I had enrolled in a small, rural college where the same teacher taught every class in the wildlife curriculum. In an obvious plug for the local logging industry, he started off each class (no matter which course he was teaching) with the mantra, “Clear cuts are good for wildlife,” at which point I would raise my hand and ask, “What about wolves or wolverine or grizzly bears who prefer wilderness and try to avoid people whenever possible?” To that he would rephrase his spiel and say, “Clear cuts are good for deer.” 

It didn’t take long before I realized that wildlife “management” had an agenda, a higher purpose—to serve the hunting industry. Not, as I had imagined, to serve wildlife or to promote the balance of nature. No, quite the opposite, in fact.

Although it had been well established by then that the way to ensure healthy populations of ungulates was to maintain healthy populations of natural predators, “game” managers continued to make the same mistake that Aldo Leopold, known as the father of wildlife management, made in 1926. In a Sand County Almanac, Leopold reveals a regrettable experience that many people still haven’t learned from:

“We saw what we thought was a doe fording the torrent, her breast awash in white water. When she climbed the bank toward us and shook out her tail, we realized our error: it was a wolf. A half-dozen others, evidently grown pups, sprang from the willows and all joined in a welcoming melee of wagging tails and playful maulings. What was literally a pile of wolves writhed and tumbled in the center of an open flat at the foot of our rimrock.

“In those days we had never heard of passing up a chance to kill a wolf. In a second we were pumping lead into the pack, but with more excitement than accuracy…When our rifles were empty, the old wolf was down, and a pup was dragging a leg into impassable side-rocks. We reached the old wolf in time to watch a fierce green fire dying in her eyes. I realized then, and have known ever since, that there was something known only to her and to the mountain. I was young then, and full of trigger-itch; I thought that because fewer wolves meant more deer, that no wolves would mean hunters’ paradise. But after seeing the green fire die, I sensed that neither the wolf nor the mountain agreed with such a view.”

Unfortunately, Aldo Leopold’s eventual understanding of wolves’ necessary place in a healthy ecosystem came too late for at least one New Mexico pack.
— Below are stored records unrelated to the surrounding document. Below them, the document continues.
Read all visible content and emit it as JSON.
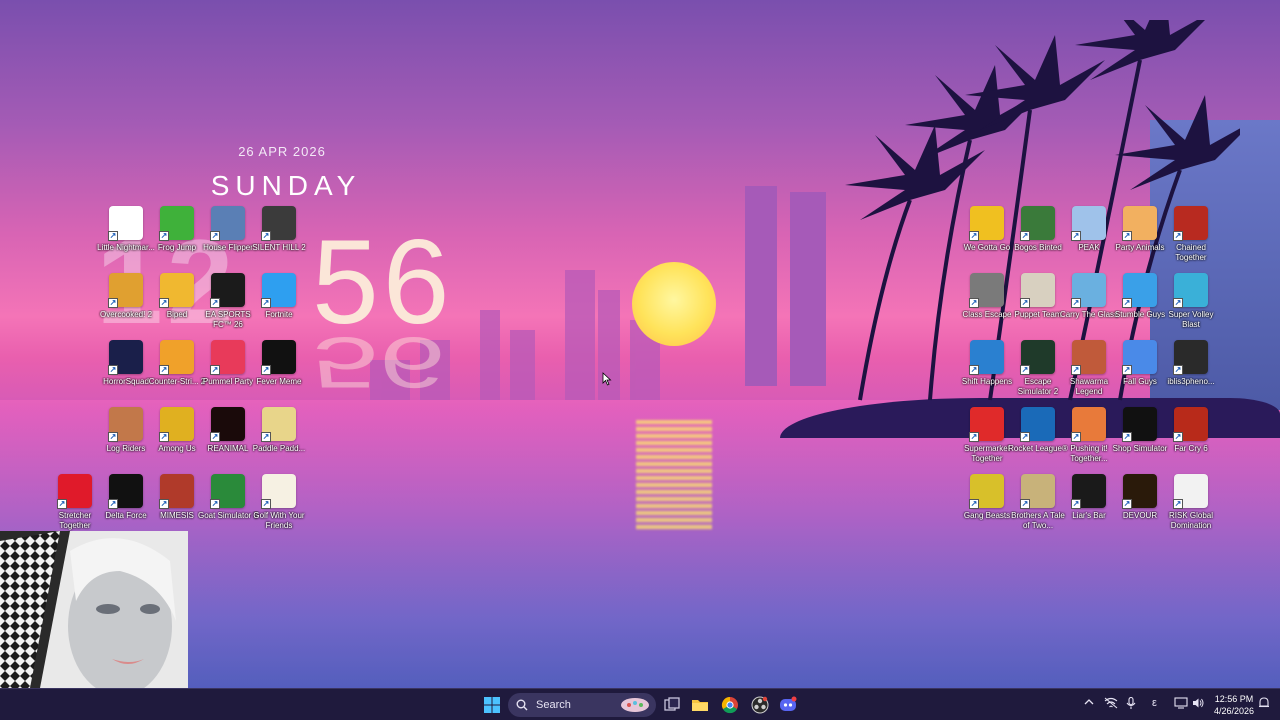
{
  "clock": {
    "date": "26 APR 2026",
    "day": "SUNDAY",
    "hour": "12",
    "minute": "56"
  },
  "desktop_icons_left": [
    {
      "label": "Little Nightmar...",
      "icon": "little-nightmares-icon",
      "color": "#ffffff"
    },
    {
      "label": "Frog Jump",
      "icon": "frog-icon",
      "color": "#3fb13a"
    },
    {
      "label": "House Flipper",
      "icon": "house-icon",
      "color": "#5a7fb5"
    },
    {
      "label": "SILENT HILL 2",
      "icon": "silent-hill-icon",
      "color": "#3b3b3b"
    },
    {
      "label": "Overcooked! 2",
      "icon": "overcooked-icon",
      "color": "#e0a030"
    },
    {
      "label": "Biped",
      "icon": "robot-icon",
      "color": "#f0b830"
    },
    {
      "label": "EA SPORTS FC™ 26",
      "icon": "fc26-icon",
      "color": "#1b1b1b"
    },
    {
      "label": "Fortnite",
      "icon": "fortnite-icon",
      "color": "#2e9ff0"
    },
    {
      "label": "HorrorSquad",
      "icon": "horror-squad-icon",
      "color": "#1a1f4a"
    },
    {
      "label": "Counter-Stri... 2",
      "icon": "counter-strike-icon",
      "color": "#f0a12a"
    },
    {
      "label": "Pummel Party",
      "icon": "dice-icon",
      "color": "#e83a5a"
    },
    {
      "label": "Fever Meme",
      "icon": "fever-meme-icon",
      "color": "#111111"
    },
    {
      "label": "Log Riders",
      "icon": "log-riders-icon",
      "color": "#c2784a"
    },
    {
      "label": "Among Us",
      "icon": "among-us-icon",
      "color": "#e0b020"
    },
    {
      "label": "REANIMAL",
      "icon": "reanimal-icon",
      "color": "#1a0a0a"
    },
    {
      "label": "Paddle Padd...",
      "icon": "paddle-icon",
      "color": "#e8d58a"
    },
    {
      "label": "Stretcher Together",
      "icon": "cross-icon",
      "color": "#e01a2a"
    },
    {
      "label": "Delta Force",
      "icon": "delta-force-icon",
      "color": "#111111"
    },
    {
      "label": "MIMESIS",
      "icon": "mimesis-icon",
      "color": "#b03a2a"
    },
    {
      "label": "Goat Simulator 3",
      "icon": "goat-icon",
      "color": "#2a8a3a"
    },
    {
      "label": "Golf With Your Friends",
      "icon": "golf-icon",
      "color": "#f6f1e3"
    }
  ],
  "desktop_icons_right": [
    {
      "label": "We Gotta Go",
      "icon": "scared-face-icon",
      "color": "#f0c020"
    },
    {
      "label": "Bogos Binted",
      "icon": "alien-icon",
      "color": "#3a7a3a"
    },
    {
      "label": "PEAK",
      "icon": "peak-icon",
      "color": "#9fc2ea"
    },
    {
      "label": "Party Animals",
      "icon": "party-animals-icon",
      "color": "#f2b060"
    },
    {
      "label": "Chained Together",
      "icon": "chained-together-icon",
      "color": "#b82a20"
    },
    {
      "label": "Class Escape",
      "icon": "class-escape-icon",
      "color": "#7a7a7a"
    },
    {
      "label": "Puppet Team",
      "icon": "puppet-team-icon",
      "color": "#d8d0c0"
    },
    {
      "label": "Carry The Glass",
      "icon": "carry-glass-icon",
      "color": "#6ab0e0"
    },
    {
      "label": "Stumble Guys",
      "icon": "stumble-guys-icon",
      "color": "#3aa0e8"
    },
    {
      "label": "Super Volley Blast",
      "icon": "volleyball-icon",
      "color": "#3ab0d8"
    },
    {
      "label": "Shift Happens",
      "icon": "shift-happens-icon",
      "color": "#2a80d0"
    },
    {
      "label": "Escape Simulator 2",
      "icon": "keyhole-icon",
      "color": "#1f3a2a"
    },
    {
      "label": "Shawarma Legend",
      "icon": "shawarma-icon",
      "color": "#c05a3a"
    },
    {
      "label": "Fall Guys",
      "icon": "fall-guys-icon",
      "color": "#4a8ae8"
    },
    {
      "label": "iblis3pheno...",
      "icon": "iblis-icon",
      "color": "#2a2a2a"
    },
    {
      "label": "Supermarket Together",
      "icon": "supermarket-icon",
      "color": "#e02a2a"
    },
    {
      "label": "Rocket League®",
      "icon": "rocket-league-icon",
      "color": "#1a6ab8"
    },
    {
      "label": "Pushing it! Together...",
      "icon": "pushing-it-icon",
      "color": "#e87a3a"
    },
    {
      "label": "Shop Simulator",
      "icon": "dollar-icon",
      "color": "#111111"
    },
    {
      "label": "Far Cry 6",
      "icon": "far-cry-icon",
      "color": "#b82a1a"
    },
    {
      "label": "Gang Beasts",
      "icon": "gang-beasts-icon",
      "color": "#d8c02a"
    },
    {
      "label": "Brothers A Tale of Two...",
      "icon": "brothers-icon",
      "color": "#c8b27a"
    },
    {
      "label": "Liar's Bar",
      "icon": "liars-bar-icon",
      "color": "#1a1a1a"
    },
    {
      "label": "DEVOUR",
      "icon": "devour-icon",
      "color": "#2a1a0a"
    },
    {
      "label": "RISK Global Domination",
      "icon": "risk-icon",
      "color": "#f2f2f2"
    }
  ],
  "taskbar": {
    "search_placeholder": "Search",
    "apps": [
      {
        "name": "start-icon"
      },
      {
        "name": "search-icon"
      },
      {
        "name": "widgets-icon"
      },
      {
        "name": "task-view-icon"
      },
      {
        "name": "file-explorer-icon"
      },
      {
        "name": "chrome-icon"
      },
      {
        "name": "obs-icon"
      },
      {
        "name": "discord-icon"
      }
    ],
    "tray": {
      "time": "12:56 PM",
      "date": "4/26/2026",
      "lang": "ε"
    }
  },
  "colors": {
    "taskbar_bg": "#1f1a3d",
    "accent": "#4cc2ff"
  }
}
Judging by the vehemence with which today’s hunters are targeting wolves, it’s plain to see that wildlife management still hasn’t come very far in its grasp of nature’s mechanisms.

Richard Leaky, author of The Sixth Extinction, points to the folly of trying to manage wildlife, “It is far better to understand and accept the world of nature in its infinite variety and its infinitely complex processes, acknowledging the near futility of attempts to control them, than to imagine through ignorance that it is possible to do so.”     

Hyder wolf photo
Copyright, Jim Robertson